Looking for a curriculum to teach healthy lifestyles and physical activity? The U.S. Department of Healthy and Human Services has developed six 1-hour workshops to help. The materials are available in English and Spanish.
The workshops include learning about healthy food choices, eating healthy on a budget, tips to lose weight, physical activity and more. Each section has an instructor guide and teaching videos.
The materials can be downloaded from https://bit.ly/37jsRaJ or you can order free copies at https://epublication.fda.gov/epub/, click the catalog button, then click these filters: Nutrition > Health educators > Orderable Hardcopies > Apply, and scroll down to Eat Healthy, Be Active Community Workshops.
The American Heart Association designates February as American Heart Month!
Protect your heart, you can protect your brain. Making lifestyle behavior changes can improve overall cardiovascular health, but it also benefits cognitive health. This is due to good blood flow from the heart to the brain. Failing brain function leads to problems with thinking, memory, concentration, energy level and overall body health.
Exercise is so important and a simple 30-minute walk can help. Just get up and move! Plan now to join Walk Kansas 2020 to help get you and your team motivated, and improve overall health.
Be proactive about your health. Know your numbers, such as blood pressure and cholesterol. Make simple lifestyle changes, they really don’t take a lot of effort. Know your risk, heart disease kills one in three women. Talk to your family and include them in making lifestyle changes.
There have been many reports on the benefits of drinking tea. It can be refreshing, soothing, calming and also provide health benefits.

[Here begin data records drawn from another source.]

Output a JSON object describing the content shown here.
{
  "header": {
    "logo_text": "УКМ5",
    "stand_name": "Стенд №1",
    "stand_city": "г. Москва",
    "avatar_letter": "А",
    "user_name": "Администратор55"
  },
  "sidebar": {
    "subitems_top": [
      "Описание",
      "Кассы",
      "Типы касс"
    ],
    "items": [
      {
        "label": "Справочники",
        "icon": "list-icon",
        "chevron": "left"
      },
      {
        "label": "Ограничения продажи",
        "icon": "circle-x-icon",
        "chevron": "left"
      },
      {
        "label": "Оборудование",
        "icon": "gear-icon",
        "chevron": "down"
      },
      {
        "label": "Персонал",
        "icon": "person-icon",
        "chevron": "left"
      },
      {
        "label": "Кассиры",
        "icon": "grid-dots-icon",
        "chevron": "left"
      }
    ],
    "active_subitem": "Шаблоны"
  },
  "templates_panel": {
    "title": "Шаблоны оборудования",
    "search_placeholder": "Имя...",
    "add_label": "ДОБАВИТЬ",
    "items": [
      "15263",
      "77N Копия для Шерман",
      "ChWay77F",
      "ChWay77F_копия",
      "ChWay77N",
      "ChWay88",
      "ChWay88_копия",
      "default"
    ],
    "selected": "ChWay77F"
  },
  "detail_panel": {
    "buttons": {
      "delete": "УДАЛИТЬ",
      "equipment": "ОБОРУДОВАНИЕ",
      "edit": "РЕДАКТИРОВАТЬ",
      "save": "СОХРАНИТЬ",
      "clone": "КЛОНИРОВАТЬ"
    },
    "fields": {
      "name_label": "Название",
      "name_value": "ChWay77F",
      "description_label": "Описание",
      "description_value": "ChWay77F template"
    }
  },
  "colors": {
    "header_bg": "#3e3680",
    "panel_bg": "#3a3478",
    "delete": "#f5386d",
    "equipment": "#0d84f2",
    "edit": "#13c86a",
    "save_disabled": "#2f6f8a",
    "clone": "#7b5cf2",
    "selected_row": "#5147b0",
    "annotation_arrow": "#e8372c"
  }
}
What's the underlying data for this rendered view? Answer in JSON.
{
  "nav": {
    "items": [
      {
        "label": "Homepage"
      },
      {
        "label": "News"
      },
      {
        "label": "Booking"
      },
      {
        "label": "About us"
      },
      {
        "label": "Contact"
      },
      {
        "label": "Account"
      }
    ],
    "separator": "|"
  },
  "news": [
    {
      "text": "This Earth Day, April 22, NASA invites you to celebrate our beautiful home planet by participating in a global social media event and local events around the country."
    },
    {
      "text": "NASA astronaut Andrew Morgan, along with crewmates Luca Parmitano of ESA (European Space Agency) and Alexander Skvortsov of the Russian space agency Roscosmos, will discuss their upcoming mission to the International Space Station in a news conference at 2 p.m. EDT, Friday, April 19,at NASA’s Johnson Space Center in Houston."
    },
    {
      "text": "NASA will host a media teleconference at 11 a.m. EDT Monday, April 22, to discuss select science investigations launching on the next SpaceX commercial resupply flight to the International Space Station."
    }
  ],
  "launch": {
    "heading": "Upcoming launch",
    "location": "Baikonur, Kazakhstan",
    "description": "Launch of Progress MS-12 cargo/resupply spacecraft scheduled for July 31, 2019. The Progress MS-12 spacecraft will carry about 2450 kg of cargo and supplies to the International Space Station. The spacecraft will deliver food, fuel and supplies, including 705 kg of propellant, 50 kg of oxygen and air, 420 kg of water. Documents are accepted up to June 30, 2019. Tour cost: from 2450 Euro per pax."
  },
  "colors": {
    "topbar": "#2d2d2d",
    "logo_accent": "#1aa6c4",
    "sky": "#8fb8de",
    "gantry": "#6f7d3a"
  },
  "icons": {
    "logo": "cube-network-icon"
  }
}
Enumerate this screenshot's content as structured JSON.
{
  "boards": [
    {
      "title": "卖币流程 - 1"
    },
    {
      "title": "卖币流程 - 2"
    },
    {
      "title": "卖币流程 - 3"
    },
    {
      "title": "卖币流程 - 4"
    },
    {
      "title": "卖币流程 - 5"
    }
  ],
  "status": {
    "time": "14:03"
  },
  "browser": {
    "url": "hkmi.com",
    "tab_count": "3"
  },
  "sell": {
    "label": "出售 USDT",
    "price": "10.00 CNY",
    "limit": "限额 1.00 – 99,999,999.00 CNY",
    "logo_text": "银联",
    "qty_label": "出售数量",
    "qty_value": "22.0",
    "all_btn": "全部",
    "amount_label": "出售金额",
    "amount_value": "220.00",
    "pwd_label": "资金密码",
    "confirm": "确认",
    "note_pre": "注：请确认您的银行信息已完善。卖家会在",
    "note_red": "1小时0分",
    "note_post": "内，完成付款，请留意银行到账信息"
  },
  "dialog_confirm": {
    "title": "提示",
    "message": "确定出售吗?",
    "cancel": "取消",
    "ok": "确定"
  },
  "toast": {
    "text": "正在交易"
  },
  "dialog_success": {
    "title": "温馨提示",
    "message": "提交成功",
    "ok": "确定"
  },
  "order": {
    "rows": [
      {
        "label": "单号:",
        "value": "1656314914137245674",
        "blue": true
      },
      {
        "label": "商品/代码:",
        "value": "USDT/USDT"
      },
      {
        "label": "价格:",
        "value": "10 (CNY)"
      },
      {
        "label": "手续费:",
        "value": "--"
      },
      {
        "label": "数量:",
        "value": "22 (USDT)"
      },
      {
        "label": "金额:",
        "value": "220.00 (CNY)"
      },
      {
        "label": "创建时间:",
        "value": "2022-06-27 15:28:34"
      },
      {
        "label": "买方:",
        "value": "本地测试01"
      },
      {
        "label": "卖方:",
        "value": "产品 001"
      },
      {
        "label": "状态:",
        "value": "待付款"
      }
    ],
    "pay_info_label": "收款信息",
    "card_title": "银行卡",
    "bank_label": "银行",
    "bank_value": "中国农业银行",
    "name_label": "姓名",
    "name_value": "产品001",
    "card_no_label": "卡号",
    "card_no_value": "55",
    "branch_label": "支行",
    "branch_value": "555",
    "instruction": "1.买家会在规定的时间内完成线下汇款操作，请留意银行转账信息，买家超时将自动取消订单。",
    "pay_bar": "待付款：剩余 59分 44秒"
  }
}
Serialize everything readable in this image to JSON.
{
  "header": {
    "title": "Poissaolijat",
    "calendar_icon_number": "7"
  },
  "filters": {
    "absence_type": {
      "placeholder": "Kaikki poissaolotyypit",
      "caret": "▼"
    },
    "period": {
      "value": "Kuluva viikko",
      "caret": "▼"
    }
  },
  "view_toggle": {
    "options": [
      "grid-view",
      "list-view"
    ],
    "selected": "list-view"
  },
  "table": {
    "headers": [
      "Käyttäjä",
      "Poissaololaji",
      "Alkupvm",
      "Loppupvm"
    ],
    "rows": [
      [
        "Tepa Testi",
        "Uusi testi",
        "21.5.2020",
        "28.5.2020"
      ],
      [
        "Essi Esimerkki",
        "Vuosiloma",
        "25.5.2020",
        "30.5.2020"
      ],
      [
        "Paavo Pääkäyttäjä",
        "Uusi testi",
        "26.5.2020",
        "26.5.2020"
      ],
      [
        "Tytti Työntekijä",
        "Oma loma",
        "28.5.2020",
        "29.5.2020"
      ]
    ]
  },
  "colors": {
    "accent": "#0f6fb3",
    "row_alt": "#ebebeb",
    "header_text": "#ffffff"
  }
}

In a recent study from the National University of Singapore, they looked at how tea effects brain function. Specifically, they targeted the connection between the left and right hemispheres of the brain. This was designed to see if tea would reduce the aging affects on the brain and the connections regarding cognition and organization.
By using neuropsychological tests and magnetic resonance imaging, the study found that consumers who drank black, green, or oolong tea four times a week had better brain connectivity and better functionality.
The ability to taste and smell food brings enjoyment to the eating experience. But as we age, those two senses can change for many reasons.
The human mouth has about 8,000 taste buds! But we lose taste buds over time. A decrease in saliva, medication side-effects, and poor chewing reduces how the flavor of food is sensed.
Your nose directly affects how food tastes. When you have a cold, your sense of smell is diminished and food tastes bland. When you breathe in odors, they dissolve in mucus and move to odor receptors. If odor receptors are damaged by air pollution, cigarette smoke, or viruses and bacteria, they may not be repaired.
If food tastes bland, avoid reaching for the salt shaker or add sugar to improve flavor. This can lead to other health issues such as high blood pressure, increased risks for heart attack and stroke, or even diabetes.
Always consult with a medical professional for any changes in taste or smell. This includes a dental checkup.
Source: Tufts Health & Nutrition Letter, December 2019
While sodium helps make food taste good, for some consumers, sodium imbalance can be a serious health issue. It helps regulate blood pressure, water content in the body, and many other factors.
If sodium levels in the blood are low, this can be the result of diarrhea, vomiting, kidney disease, heart failure, diuretic medications, liver cirrhosis, and other factors. The symptoms the body gives include confusion, fatigue, loss of appetite, irritability, muscle weakness, and other symptoms.
Consulting a medical professional is a priority. There are many issues that can lead to low sodium. Treatments can include medication, fluids through the vein, or limited liquid intake.
We all crave certain foods from time to time. The psychology behind cravings show that hormones, memories and other triggers create a sensory signal of craving a food. This intensifies with hunger or dieting.
So how can you outsmart these cravings? Here are some tips.
Take a walk! Some sort of physical activity can redirect your craving, thus putting mind over matter.
Your nose picks up on food odors, so try smelling a nonfood, such as a scented candle, to redirect your brain.
You’ve heard the saying, “my eyes were bigger than my stomach.” So keep healthful snacks in your vision.
Do you crave sweets? Grab naturally sweet fruit to curb that craving.
Thanksgiving is about comfort food. Enjoy in moderation, smaller portions, or do a healthier makeover to classic recipes.
In this time of emphasis on the culture of health, there are many environmental affects that can determine the health of consumers.
To help track data related to environmental public health, the Kansas Department of Health and Environment has a tracking network that brings together data concerning some health and environmental problems. The bottom line goal is to improve where all Kansans live, work, and play.
This tracking network is a part of the CDC’s National Environmental Public Health Tracking program. The CDC provides funds to 26 state and local health departments to feed date into the National Tracking Network.
Some of the topics addressed by this network in Kansas include: